───── Input data

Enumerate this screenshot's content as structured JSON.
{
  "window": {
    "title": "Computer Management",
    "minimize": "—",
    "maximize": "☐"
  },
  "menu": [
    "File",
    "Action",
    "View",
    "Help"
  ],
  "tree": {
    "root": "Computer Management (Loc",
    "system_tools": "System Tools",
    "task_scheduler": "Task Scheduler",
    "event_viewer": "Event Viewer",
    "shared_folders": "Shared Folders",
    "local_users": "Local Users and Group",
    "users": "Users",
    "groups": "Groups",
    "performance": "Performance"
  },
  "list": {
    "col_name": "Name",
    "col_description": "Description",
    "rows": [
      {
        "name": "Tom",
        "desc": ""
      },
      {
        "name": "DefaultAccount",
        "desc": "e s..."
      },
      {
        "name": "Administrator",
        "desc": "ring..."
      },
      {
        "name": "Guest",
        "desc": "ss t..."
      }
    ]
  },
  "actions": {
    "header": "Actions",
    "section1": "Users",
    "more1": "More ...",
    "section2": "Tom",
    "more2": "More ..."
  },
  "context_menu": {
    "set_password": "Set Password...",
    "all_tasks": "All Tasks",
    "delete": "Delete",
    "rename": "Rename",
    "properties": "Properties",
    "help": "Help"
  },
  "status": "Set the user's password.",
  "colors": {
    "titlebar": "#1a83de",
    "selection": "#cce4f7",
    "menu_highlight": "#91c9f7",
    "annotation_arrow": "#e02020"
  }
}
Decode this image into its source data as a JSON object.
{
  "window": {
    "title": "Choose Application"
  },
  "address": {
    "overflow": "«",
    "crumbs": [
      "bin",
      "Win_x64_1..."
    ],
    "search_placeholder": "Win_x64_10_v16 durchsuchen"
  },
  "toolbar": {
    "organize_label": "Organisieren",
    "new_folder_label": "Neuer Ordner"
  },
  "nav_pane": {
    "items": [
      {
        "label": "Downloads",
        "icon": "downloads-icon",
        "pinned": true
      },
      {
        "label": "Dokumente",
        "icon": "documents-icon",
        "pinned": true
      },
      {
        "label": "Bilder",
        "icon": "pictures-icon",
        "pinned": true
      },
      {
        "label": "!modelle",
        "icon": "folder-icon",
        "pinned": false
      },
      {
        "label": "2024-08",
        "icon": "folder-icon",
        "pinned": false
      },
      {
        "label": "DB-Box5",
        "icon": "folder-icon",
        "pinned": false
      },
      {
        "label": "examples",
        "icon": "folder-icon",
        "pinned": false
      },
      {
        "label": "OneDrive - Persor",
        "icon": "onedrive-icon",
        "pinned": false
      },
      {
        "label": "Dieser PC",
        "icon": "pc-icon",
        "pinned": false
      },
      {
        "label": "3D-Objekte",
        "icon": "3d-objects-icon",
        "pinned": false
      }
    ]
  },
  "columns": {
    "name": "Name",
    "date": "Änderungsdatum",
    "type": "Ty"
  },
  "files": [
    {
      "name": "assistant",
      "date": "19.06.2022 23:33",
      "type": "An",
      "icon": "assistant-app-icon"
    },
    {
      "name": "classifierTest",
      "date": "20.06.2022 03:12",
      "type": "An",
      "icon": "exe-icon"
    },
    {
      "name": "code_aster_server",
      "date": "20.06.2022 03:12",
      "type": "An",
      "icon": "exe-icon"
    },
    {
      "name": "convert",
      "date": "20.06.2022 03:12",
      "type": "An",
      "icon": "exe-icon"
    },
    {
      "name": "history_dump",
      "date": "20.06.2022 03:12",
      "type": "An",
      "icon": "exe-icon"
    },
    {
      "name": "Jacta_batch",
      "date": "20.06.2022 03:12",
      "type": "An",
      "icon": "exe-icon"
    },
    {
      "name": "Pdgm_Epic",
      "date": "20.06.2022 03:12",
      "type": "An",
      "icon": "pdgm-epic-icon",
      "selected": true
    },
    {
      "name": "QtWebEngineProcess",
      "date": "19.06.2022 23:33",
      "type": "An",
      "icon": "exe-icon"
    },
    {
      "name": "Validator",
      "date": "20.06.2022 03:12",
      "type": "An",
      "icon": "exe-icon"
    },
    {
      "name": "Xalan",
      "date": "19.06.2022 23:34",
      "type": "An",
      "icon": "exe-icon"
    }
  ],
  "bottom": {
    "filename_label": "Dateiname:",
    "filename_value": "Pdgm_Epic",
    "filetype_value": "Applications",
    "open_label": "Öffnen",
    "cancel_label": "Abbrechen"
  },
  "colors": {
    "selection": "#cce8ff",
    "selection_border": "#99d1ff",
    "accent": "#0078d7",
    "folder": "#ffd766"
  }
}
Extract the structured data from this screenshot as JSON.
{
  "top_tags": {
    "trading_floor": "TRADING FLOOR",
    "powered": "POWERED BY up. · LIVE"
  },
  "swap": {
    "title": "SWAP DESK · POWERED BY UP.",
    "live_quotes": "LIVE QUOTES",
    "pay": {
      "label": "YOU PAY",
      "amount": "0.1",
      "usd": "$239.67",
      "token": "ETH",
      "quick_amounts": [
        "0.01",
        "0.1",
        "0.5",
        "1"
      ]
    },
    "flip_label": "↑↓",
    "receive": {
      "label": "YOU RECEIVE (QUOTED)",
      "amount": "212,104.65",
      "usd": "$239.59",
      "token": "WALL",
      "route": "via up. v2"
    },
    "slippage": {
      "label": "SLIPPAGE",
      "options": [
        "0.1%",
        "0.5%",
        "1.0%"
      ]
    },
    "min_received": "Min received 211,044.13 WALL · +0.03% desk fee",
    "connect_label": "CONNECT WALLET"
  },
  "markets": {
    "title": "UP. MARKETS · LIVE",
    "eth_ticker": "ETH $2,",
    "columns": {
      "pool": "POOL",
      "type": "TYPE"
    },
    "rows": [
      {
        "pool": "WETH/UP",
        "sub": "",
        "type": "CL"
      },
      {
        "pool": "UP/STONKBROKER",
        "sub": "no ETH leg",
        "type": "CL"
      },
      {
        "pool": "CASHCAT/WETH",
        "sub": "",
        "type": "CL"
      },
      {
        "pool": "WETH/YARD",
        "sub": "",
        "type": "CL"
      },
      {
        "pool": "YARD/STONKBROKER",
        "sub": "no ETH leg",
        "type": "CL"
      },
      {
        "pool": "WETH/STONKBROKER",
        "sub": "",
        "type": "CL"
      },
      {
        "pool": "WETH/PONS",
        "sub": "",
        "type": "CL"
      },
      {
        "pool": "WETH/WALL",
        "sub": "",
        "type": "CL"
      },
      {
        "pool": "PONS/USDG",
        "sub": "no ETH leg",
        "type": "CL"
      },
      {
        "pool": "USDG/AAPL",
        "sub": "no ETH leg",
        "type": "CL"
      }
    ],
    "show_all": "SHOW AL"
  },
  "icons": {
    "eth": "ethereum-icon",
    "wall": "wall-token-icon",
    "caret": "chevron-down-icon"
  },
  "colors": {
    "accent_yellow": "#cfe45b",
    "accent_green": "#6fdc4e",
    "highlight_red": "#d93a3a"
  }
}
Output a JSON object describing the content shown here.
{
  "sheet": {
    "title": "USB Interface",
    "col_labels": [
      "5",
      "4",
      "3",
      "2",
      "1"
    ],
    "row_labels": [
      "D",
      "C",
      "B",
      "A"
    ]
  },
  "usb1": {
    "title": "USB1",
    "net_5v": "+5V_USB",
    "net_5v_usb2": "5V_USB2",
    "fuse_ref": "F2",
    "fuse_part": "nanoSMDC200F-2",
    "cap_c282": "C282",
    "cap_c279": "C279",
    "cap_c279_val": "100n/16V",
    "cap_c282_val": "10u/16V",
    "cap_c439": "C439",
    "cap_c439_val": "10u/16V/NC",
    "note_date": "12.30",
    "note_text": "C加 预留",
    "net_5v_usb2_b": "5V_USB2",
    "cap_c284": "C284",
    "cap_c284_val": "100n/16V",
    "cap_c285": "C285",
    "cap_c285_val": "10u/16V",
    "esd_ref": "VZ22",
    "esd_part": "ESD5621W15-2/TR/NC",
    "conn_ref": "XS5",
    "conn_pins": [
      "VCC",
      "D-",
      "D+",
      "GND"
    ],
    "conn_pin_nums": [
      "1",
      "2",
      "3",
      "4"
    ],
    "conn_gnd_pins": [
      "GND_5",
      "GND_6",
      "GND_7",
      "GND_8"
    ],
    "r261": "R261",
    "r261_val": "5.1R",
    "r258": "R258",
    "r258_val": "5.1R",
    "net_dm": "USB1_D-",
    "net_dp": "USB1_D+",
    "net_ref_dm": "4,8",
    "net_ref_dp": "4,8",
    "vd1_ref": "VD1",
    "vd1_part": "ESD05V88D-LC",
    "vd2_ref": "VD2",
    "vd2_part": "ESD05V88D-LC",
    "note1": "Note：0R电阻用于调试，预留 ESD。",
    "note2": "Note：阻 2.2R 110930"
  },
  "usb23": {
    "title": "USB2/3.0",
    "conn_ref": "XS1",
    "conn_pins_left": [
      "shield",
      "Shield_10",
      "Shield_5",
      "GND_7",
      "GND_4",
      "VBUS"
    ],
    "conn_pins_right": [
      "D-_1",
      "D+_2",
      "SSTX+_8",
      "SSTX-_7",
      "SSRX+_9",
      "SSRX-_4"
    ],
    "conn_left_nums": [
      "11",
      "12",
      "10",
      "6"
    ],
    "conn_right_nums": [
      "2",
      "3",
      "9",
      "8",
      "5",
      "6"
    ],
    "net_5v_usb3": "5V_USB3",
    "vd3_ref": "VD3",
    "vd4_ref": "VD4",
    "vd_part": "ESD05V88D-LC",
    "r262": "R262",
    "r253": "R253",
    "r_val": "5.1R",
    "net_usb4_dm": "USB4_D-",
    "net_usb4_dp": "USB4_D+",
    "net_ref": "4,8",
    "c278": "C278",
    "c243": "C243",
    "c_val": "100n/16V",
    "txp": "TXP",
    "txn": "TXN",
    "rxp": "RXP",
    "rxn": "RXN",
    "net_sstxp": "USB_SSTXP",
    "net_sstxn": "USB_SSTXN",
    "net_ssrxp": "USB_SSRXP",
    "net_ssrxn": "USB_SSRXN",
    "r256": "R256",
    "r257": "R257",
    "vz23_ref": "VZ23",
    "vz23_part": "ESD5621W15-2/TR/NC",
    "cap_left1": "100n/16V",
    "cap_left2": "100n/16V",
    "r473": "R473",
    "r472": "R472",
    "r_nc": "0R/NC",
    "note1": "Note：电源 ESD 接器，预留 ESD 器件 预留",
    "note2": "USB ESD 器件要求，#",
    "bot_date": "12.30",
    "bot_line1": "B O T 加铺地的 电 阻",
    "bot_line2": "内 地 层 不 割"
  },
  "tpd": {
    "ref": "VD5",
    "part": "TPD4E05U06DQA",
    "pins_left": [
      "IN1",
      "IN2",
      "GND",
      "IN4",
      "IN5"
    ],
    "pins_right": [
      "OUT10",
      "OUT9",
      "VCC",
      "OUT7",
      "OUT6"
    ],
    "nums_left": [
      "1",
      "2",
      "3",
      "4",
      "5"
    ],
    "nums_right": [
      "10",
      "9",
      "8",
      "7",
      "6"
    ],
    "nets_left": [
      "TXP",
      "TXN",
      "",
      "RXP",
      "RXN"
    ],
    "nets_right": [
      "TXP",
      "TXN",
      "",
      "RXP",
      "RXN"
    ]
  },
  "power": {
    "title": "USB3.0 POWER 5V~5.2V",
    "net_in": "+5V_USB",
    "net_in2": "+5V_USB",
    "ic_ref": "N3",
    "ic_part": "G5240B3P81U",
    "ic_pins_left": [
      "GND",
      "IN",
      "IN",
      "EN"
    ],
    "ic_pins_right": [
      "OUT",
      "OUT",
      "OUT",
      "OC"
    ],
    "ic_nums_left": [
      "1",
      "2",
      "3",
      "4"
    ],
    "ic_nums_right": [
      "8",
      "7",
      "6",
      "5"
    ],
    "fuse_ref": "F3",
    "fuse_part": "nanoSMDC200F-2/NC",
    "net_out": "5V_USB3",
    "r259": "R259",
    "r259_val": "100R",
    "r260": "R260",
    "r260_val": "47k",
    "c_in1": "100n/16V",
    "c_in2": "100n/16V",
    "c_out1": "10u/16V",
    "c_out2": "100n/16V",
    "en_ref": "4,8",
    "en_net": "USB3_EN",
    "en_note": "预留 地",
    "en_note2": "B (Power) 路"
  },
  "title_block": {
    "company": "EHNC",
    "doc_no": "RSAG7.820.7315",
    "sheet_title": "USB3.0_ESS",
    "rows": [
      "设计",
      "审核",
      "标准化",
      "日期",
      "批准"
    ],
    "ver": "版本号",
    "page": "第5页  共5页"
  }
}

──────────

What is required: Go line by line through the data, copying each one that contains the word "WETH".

Result of this exercise:
        "pool": "WETH/UP",
        "pool": "CASHCAT/WETH",
        "pool": "WETH/YARD",
        "pool": "WETH/STONKBROKER",
        "pool": "WETH/PONS",
        "pool": "WETH/WALL",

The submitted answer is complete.